EXERCISE DATA:
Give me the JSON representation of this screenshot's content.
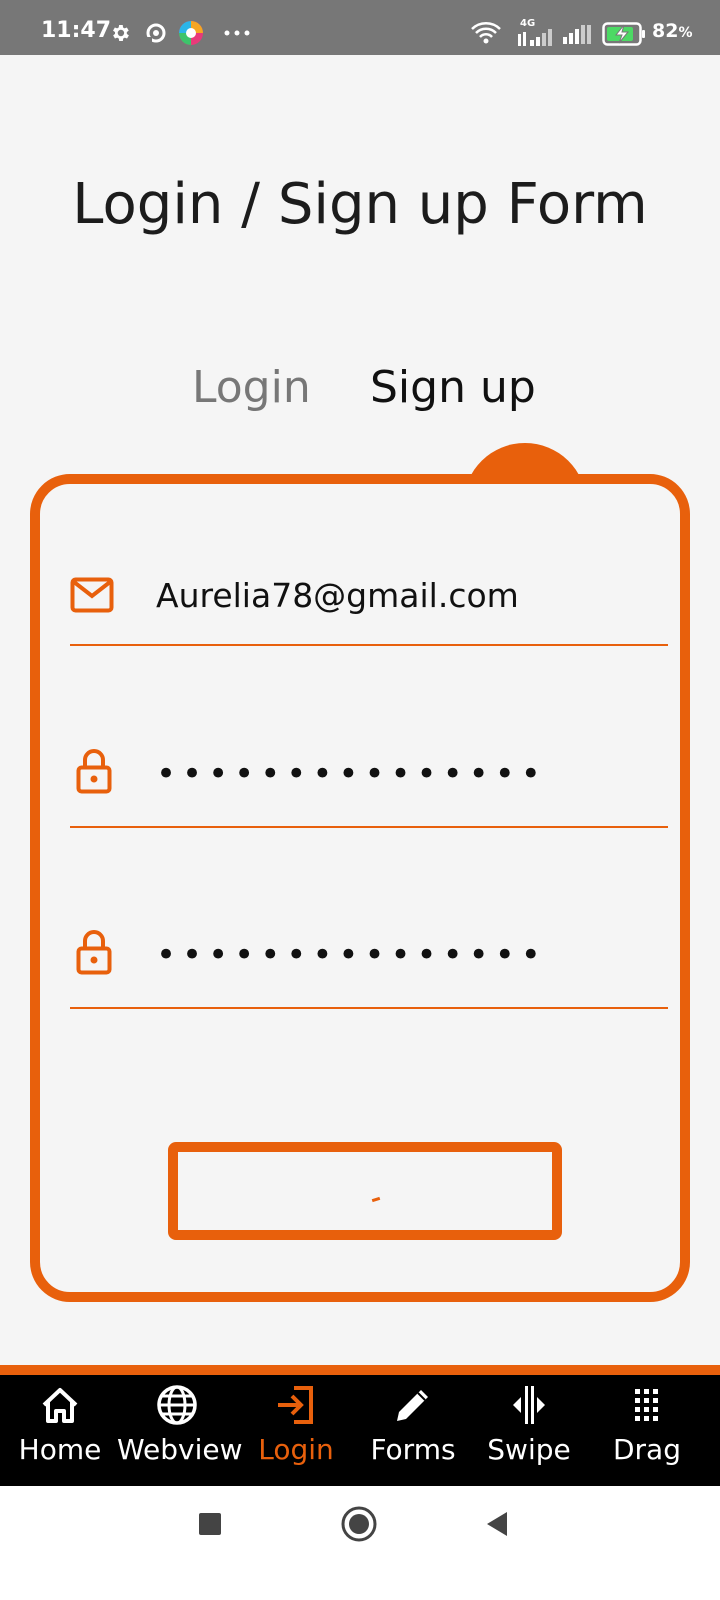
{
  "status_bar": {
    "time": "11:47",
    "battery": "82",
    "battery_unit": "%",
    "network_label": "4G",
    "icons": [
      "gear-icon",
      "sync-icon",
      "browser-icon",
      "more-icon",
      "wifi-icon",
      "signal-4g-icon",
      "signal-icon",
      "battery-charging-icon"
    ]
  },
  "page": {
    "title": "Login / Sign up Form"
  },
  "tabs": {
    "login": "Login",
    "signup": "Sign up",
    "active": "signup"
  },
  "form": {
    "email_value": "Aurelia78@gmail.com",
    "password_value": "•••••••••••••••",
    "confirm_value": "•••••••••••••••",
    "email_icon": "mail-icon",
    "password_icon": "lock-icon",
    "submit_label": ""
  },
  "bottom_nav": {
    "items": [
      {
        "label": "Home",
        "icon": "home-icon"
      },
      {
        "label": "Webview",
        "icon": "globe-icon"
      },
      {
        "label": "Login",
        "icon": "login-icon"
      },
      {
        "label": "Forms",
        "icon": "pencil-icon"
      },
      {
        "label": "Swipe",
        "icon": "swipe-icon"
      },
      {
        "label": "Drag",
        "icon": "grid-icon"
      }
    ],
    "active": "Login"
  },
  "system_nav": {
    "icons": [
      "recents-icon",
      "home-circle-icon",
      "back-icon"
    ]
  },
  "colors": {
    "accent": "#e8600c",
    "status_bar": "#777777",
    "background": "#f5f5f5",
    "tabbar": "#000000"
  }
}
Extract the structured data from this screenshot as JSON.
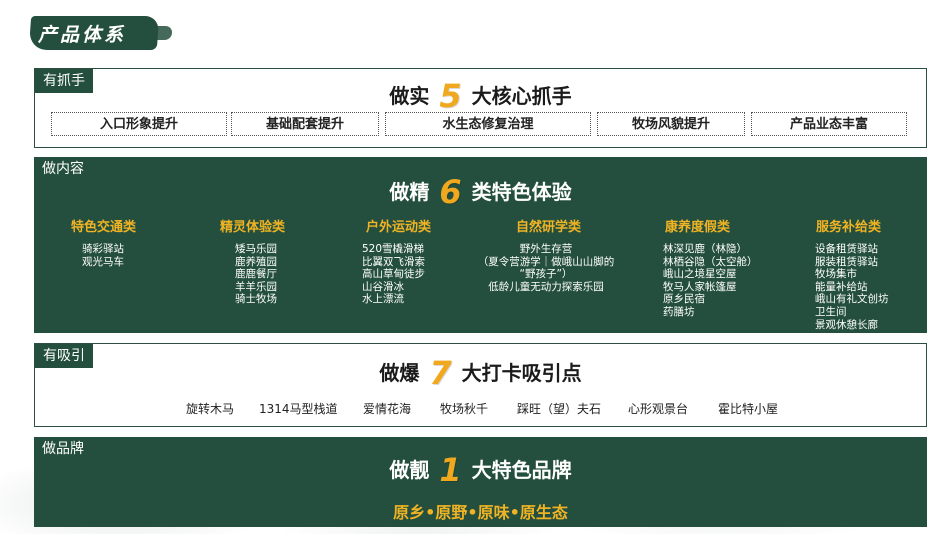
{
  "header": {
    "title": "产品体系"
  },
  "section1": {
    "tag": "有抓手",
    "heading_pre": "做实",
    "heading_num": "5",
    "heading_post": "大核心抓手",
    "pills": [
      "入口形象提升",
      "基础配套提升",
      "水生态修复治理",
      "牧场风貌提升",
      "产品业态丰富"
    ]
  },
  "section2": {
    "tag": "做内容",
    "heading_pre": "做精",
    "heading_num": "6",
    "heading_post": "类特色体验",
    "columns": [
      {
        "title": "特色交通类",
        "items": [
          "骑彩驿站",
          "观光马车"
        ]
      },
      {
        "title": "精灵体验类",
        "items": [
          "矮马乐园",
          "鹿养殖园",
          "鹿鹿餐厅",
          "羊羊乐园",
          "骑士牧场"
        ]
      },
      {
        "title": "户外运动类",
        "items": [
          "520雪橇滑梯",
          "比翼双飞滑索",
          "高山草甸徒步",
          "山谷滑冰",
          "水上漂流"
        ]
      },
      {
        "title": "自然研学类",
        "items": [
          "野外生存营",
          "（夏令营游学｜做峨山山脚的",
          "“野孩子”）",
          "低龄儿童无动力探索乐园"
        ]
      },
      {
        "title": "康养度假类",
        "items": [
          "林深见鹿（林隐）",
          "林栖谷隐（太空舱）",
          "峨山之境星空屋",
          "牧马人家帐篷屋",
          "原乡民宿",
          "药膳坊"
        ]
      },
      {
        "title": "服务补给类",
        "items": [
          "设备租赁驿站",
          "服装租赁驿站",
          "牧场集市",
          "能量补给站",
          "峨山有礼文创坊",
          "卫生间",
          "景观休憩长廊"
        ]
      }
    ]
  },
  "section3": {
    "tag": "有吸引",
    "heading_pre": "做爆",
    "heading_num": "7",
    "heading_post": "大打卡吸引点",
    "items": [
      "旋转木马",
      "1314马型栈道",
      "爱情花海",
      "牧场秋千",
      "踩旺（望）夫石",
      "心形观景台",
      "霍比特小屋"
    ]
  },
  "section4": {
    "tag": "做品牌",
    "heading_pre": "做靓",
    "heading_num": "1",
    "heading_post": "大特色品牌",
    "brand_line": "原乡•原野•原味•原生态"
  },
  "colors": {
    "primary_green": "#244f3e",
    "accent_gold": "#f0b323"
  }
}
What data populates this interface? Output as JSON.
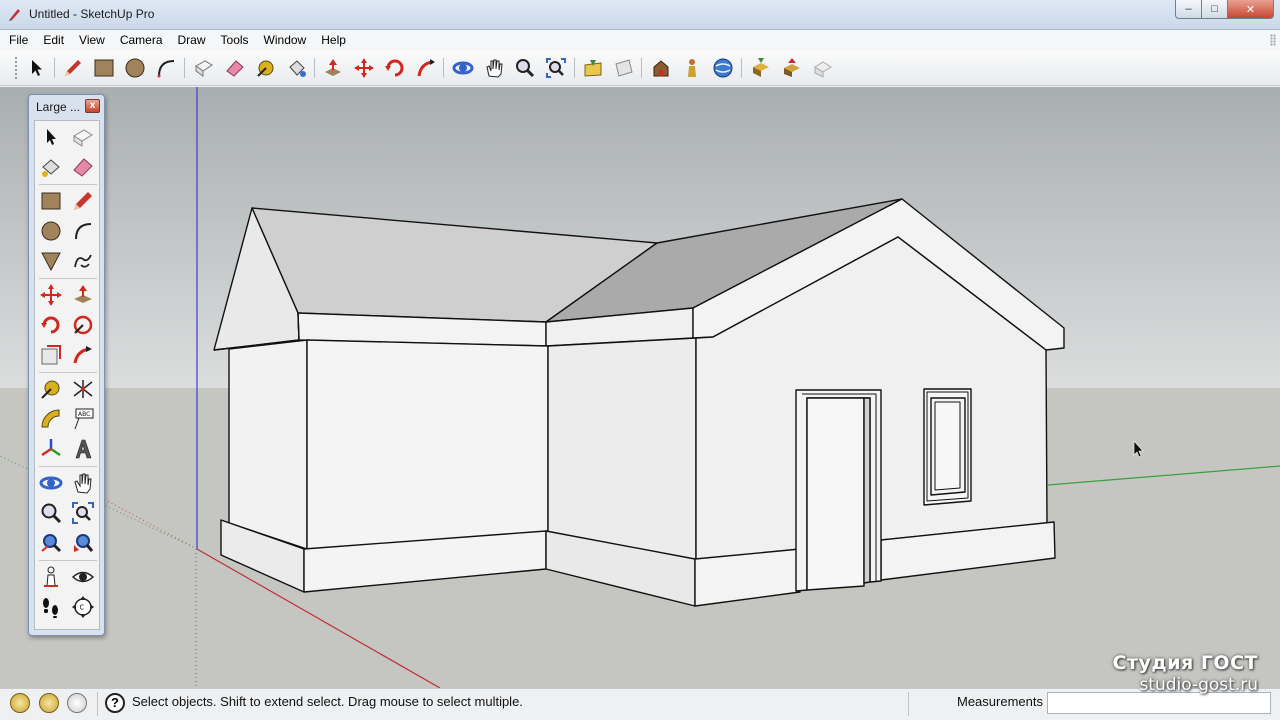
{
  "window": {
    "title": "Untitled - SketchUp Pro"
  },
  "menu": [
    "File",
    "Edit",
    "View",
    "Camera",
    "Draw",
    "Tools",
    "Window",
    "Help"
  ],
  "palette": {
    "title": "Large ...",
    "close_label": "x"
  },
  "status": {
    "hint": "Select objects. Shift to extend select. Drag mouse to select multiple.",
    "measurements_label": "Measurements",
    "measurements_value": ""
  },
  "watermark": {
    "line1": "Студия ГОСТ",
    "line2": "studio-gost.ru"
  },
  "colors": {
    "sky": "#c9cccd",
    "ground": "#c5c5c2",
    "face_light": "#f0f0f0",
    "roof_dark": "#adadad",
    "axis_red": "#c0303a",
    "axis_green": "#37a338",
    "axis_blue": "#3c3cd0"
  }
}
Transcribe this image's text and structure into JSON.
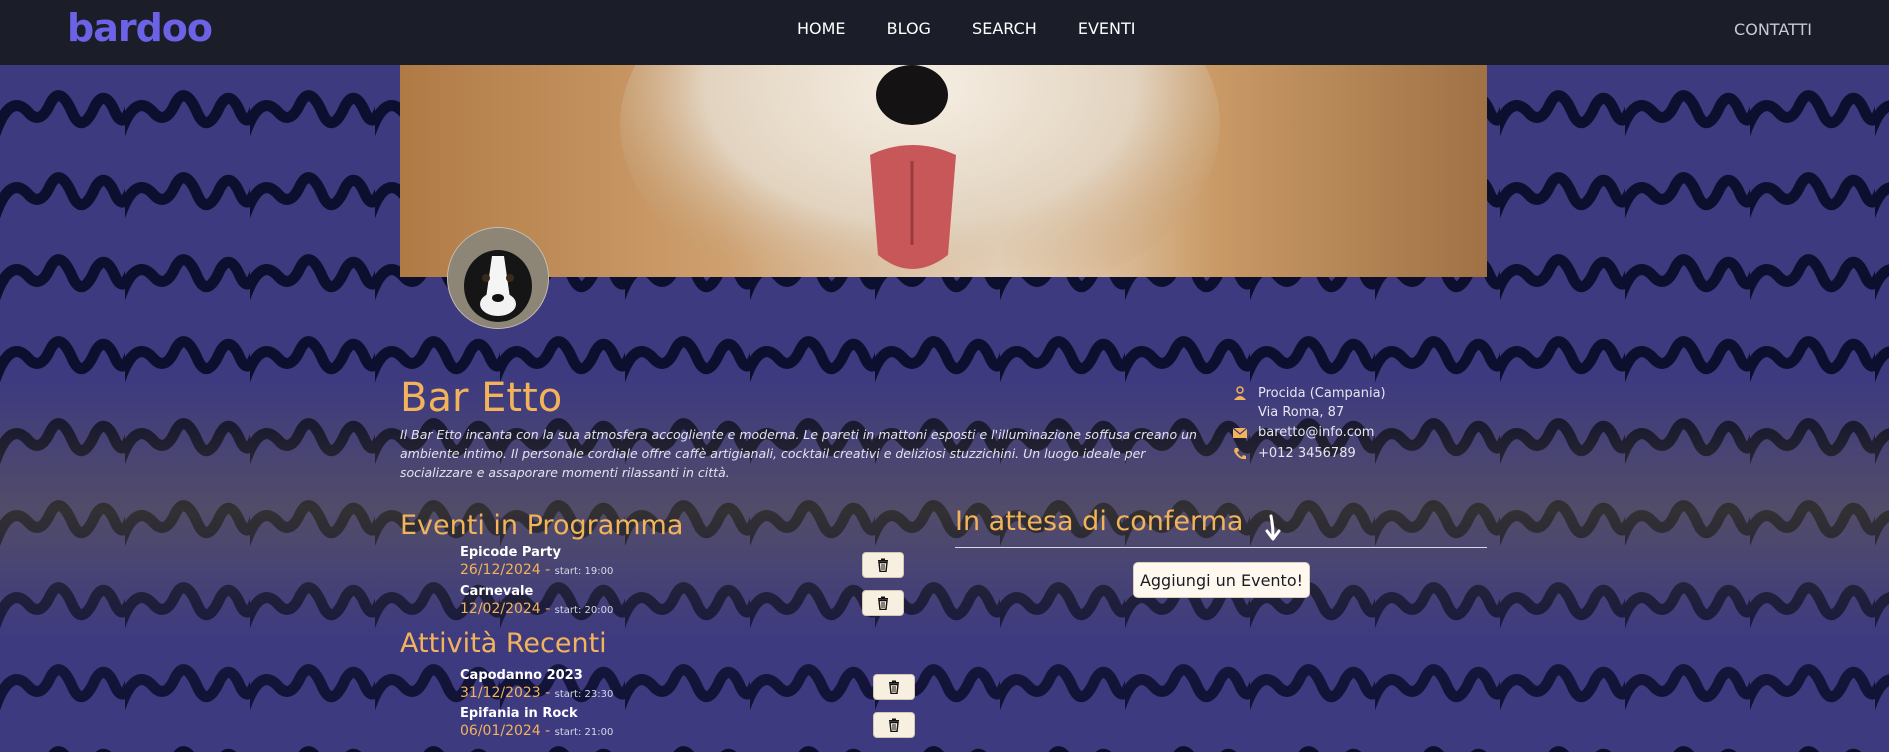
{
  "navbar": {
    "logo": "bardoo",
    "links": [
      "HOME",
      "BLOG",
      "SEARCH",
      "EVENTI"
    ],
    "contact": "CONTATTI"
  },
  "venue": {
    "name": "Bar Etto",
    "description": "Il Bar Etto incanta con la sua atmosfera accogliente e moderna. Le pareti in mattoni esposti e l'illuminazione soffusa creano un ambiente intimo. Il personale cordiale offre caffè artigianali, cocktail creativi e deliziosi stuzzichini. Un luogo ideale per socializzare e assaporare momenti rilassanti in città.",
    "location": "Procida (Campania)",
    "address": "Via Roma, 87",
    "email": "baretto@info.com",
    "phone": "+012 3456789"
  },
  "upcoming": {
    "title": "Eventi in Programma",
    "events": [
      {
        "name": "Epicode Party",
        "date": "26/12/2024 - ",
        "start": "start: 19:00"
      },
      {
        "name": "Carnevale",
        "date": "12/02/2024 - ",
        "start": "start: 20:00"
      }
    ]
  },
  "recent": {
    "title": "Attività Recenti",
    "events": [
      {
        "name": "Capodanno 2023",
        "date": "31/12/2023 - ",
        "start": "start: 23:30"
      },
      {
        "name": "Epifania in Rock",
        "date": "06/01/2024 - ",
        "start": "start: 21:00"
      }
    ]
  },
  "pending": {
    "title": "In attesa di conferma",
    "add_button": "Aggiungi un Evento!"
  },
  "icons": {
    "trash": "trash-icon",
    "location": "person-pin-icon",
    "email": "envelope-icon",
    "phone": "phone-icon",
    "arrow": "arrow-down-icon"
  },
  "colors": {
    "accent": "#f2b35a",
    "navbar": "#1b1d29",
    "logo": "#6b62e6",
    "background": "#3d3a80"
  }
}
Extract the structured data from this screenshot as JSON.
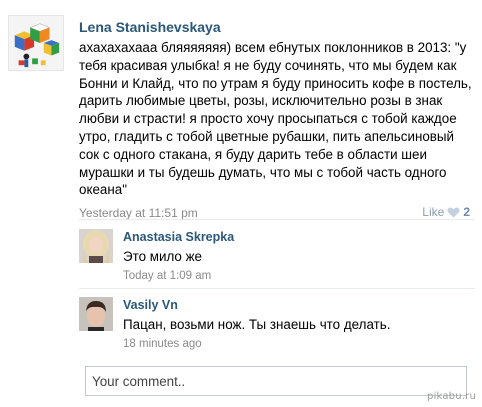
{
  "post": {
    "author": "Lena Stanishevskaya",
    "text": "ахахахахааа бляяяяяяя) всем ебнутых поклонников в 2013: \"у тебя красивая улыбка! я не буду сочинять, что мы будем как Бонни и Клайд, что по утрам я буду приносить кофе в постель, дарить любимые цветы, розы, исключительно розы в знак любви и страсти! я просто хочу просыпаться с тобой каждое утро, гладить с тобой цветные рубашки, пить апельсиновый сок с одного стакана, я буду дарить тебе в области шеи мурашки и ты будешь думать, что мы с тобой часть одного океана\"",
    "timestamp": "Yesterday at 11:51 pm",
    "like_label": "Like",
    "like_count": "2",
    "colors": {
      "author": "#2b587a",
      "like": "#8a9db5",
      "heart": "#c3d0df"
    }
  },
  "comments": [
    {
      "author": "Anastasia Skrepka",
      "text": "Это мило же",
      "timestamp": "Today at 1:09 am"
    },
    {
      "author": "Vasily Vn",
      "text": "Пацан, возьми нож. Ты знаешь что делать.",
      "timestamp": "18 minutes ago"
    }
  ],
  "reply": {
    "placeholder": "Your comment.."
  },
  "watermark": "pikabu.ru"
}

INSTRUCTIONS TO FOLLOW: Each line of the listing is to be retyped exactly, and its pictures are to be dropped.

EXPECTED OUTPUT:
Give me the JSON representation of this screenshot's content.
{
  "status_bar": {
    "time": "11:47",
    "battery": "82",
    "battery_unit": "%",
    "network_label": "4G",
    "icons": [
      "gear-icon",
      "sync-icon",
      "browser-icon",
      "more-icon",
      "wifi-icon",
      "signal-4g-icon",
      "signal-icon",
      "battery-charging-icon"
    ]
  },
  "page": {
    "title": "Login / Sign up Form"
  },
  "tabs": {
    "login": "Login",
    "signup": "Sign up",
    "active": "signup"
  },
  "form": {
    "email_value": "Aurelia78@gmail.com",
    "password_value": "•••••••••••••••",
    "confirm_value": "•••••••••••••••",
    "email_icon": "mail-icon",
    "password_icon": "lock-icon",
    "submit_label": ""
  },
  "bottom_nav": {
    "items": [
      {
        "label": "Home",
        "icon": "home-icon"
      },
      {
        "label": "Webview",
        "icon": "globe-icon"
      },
      {
        "label": "Login",
        "icon": "login-icon"
      },
      {
        "label": "Forms",
        "icon": "pencil-icon"
      },
      {
        "label": "Swipe",
        "icon": "swipe-icon"
      },
      {
        "label": "Drag",
        "icon": "grid-icon"
      }
    ],
    "active": "Login"
  },
  "system_nav": {
    "icons": [
      "recents-icon",
      "home-circle-icon",
      "back-icon"
    ]
  },
  "colors": {
    "accent": "#e8600c",
    "status_bar": "#777777",
    "background": "#f5f5f5",
    "tabbar": "#000000"
  }
}
Extract the structured data from this screenshot as JSON.
{
  "header": {
    "title": "产品体系"
  },
  "section1": {
    "tag": "有抓手",
    "heading_pre": "做实",
    "heading_num": "5",
    "heading_post": "大核心抓手",
    "pills": [
      "入口形象提升",
      "基础配套提升",
      "水生态修复治理",
      "牧场风貌提升",
      "产品业态丰富"
    ]
  },
  "section2": {
    "tag": "做内容",
    "heading_pre": "做精",
    "heading_num": "6",
    "heading_post": "类特色体验",
    "columns": [
      {
        "title": "特色交通类",
        "items": [
          "骑彩驿站",
          "观光马车"
        ]
      },
      {
        "title": "精灵体验类",
        "items": [
          "矮马乐园",
          "鹿养殖园",
          "鹿鹿餐厅",
          "羊羊乐园",
          "骑士牧场"
        ]
      },
      {
        "title": "户外运动类",
        "items": [
          "520雪橇滑梯",
          "比翼双飞滑索",
          "高山草甸徒步",
          "山谷滑冰",
          "水上漂流"
        ]
      },
      {
        "title": "自然研学类",
        "items": [
          "野外生存营",
          "（夏令营游学｜做峨山山脚的",
          "“野孩子”）",
          "低龄儿童无动力探索乐园"
        ]
      },
      {
        "title": "康养度假类",
        "items": [
          "林深见鹿（林隐）",
          "林栖谷隐（太空舱）",
          "峨山之境星空屋",
          "牧马人家帐篷屋",
          "原乡民宿",
          "药膳坊"
        ]
      },
      {
        "title": "服务补给类",
        "items": [
          "设备租赁驿站",
          "服装租赁驿站",
          "牧场集市",
          "能量补给站",
          "峨山有礼文创坊",
          "卫生间",
          "景观休憩长廊"
        ]
      }
    ]
  },
  "section3": {
    "tag": "有吸引",
    "heading_pre": "做爆",
    "heading_num": "7",
    "heading_post": "大打卡吸引点",
    "items": [
      "旋转木马",
      "1314马型栈道",
      "爱情花海",
      "牧场秋千",
      "踩旺（望）夫石",
      "心形观景台",
      "霍比特小屋"
    ]
  },
  "section4": {
    "tag": "做品牌",
    "heading_pre": "做靓",
    "heading_num": "1",
    "heading_post": "大特色品牌",
    "brand_line": "原乡•原野•原味•原生态"
  },
  "colors": {
    "primary_green": "#244f3e",
    "accent_gold": "#f0b323"
  }
}
What data populates this interface? Output as JSON.
{
  "window": {
    "title": "Untitled - SketchUp Pro"
  },
  "menu": [
    "File",
    "Edit",
    "View",
    "Camera",
    "Draw",
    "Tools",
    "Window",
    "Help"
  ],
  "palette": {
    "title": "Large ...",
    "close_label": "x"
  },
  "status": {
    "hint": "Select objects. Shift to extend select. Drag mouse to select multiple.",
    "measurements_label": "Measurements",
    "measurements_value": ""
  },
  "watermark": {
    "line1": "Студия ГОСТ",
    "line2": "studio-gost.ru"
  },
  "colors": {
    "sky": "#c9cccd",
    "ground": "#c5c5c2",
    "face_light": "#f0f0f0",
    "roof_dark": "#adadad",
    "axis_red": "#c0303a",
    "axis_green": "#37a338",
    "axis_blue": "#3c3cd0"
  }
}
Transcribe this image's text and structure into JSON.
{
  "navbar": {
    "logo": "bardoo",
    "links": [
      "HOME",
      "BLOG",
      "SEARCH",
      "EVENTI"
    ],
    "contact": "CONTATTI"
  },
  "venue": {
    "name": "Bar Etto",
    "description": "Il Bar Etto incanta con la sua atmosfera accogliente e moderna. Le pareti in mattoni esposti e l'illuminazione soffusa creano un ambiente intimo. Il personale cordiale offre caffè artigianali, cocktail creativi e deliziosi stuzzichini. Un luogo ideale per socializzare e assaporare momenti rilassanti in città.",
    "location": "Procida (Campania)",
    "address": "Via Roma, 87",
    "email": "baretto@info.com",
    "phone": "+012 3456789"
  },
  "upcoming": {
    "title": "Eventi in Programma",
    "events": [
      {
        "name": "Epicode Party",
        "date": "26/12/2024 - ",
        "start": "start: 19:00"
      },
      {
        "name": "Carnevale",
        "date": "12/02/2024 - ",
        "start": "start: 20:00"
      }
    ]
  },
  "recent": {
    "title": "Attività Recenti",
    "events": [
      {
        "name": "Capodanno 2023",
        "date": "31/12/2023 - ",
        "start": "start: 23:30"
      },
      {
        "name": "Epifania in Rock",
        "date": "06/01/2024 - ",
        "start": "start: 21:00"
      }
    ]
  },
  "pending": {
    "title": "In attesa di conferma",
    "add_button": "Aggiungi un Evento!"
  },
  "icons": {
    "trash": "trash-icon",
    "location": "person-pin-icon",
    "email": "envelope-icon",
    "phone": "phone-icon",
    "arrow": "arrow-down-icon"
  },
  "colors": {
    "accent": "#f2b35a",
    "navbar": "#1b1d29",
    "logo": "#6b62e6",
    "background": "#3d3a80"
  }
}
Extract the structured data from this screenshot as JSON.
{
  "post": {
    "author": "Lena Stanishevskaya",
    "text": "ахахахахааа бляяяяяяя) всем ебнутых поклонников в 2013: \"у тебя красивая улыбка! я не буду сочинять, что мы будем как Бонни и Клайд, что по утрам я буду приносить кофе в постель, дарить любимые цветы, розы, исключительно розы в знак любви и страсти! я просто хочу просыпаться с тобой каждое утро, гладить с тобой цветные рубашки, пить апельсиновый сок с одного стакана, я буду дарить тебе в области шеи мурашки и ты будешь думать, что мы с тобой часть одного океана\"",
    "timestamp": "Yesterday at 11:51 pm",
    "like_label": "Like",
    "like_count": "2",
    "colors": {
      "author": "#2b587a",
      "like": "#8a9db5",
      "heart": "#c3d0df"
    }
  },
  "comments": [
    {
      "author": "Anastasia Skrepka",
      "text": "Это мило же",
      "timestamp": "Today at 1:09 am"
    },
    {
      "author": "Vasily Vn",
      "text": "Пацан, возьми нож. Ты знаешь что делать.",
      "timestamp": "18 minutes ago"
    }
  ],
  "reply": {
    "placeholder": "Your comment.."
  },
  "watermark": "pikabu.ru"
}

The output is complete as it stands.